Yoga means union or the act of uniting and connecting. It is derived from the etymology of the root word yuj, meaning to yoke or join. In the context of the philosophy of Yoga this is the joining of the individual self ([wiki]atman[/wiki]) with the univeral self ([wiki]brahman[/wiki]) which can also be interpreted as joining the soul with god. However, a more secular interpretation is the joining of the mind, body and soul or self-realization. In other words, Yoga is any practice which brings one into union with their true self or restores them to their original and pure state of harmony.
It is often misunderstood that Yoga means to merge with god, but this is not strictly true, but only an interpretation of one sect of a school of Hindu philosophy called [wiki]Vedanta[/wiki], known as [wiki]advaita[/wiki] (non dualism). Other sects such as [wiki]dvaita[/wiki] (dualism) and [wiki]visheshadvaita[/wiki] (special non dualism) interpret yoga as either having a revelation of god or becoming one with god.

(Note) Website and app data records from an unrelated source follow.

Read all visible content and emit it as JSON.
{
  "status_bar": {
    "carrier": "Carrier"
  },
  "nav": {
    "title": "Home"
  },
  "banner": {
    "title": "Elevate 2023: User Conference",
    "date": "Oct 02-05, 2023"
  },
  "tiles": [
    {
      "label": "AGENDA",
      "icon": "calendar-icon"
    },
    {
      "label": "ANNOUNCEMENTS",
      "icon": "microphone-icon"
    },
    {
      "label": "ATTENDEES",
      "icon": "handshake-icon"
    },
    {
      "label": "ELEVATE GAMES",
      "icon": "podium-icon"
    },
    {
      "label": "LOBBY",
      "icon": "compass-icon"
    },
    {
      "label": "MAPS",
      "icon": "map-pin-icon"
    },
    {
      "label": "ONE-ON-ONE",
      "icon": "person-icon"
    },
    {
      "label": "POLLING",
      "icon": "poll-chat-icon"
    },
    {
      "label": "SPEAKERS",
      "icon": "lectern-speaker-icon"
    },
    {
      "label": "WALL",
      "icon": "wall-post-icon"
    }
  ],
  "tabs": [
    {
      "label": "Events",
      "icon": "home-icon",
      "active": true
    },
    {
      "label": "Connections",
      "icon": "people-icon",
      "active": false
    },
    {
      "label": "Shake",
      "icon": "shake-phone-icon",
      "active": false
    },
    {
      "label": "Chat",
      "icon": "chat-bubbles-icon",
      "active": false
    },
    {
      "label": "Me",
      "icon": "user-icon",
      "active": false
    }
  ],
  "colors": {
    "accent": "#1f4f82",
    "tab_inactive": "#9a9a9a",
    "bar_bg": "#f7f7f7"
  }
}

Another very popular definition of Yoga is given by [wiki]Patanjali[/wiki] in the second sutra of the [wiki]Yoga sutras[/wiki], “Yogas chit-vritti nirodha” meaning Yoga is the cessation of the modifications of the field of consciousness. These modifications are known as [I]chit-vrittis[/I] roughly meaning thought waves or thought activity. In other words the total stilling of the mind is Yoga. This leads to the goal of Yoga which is union with the self. Patanjali’s definition can be regarded as a scientific definition of what Yoga is doing at the process level.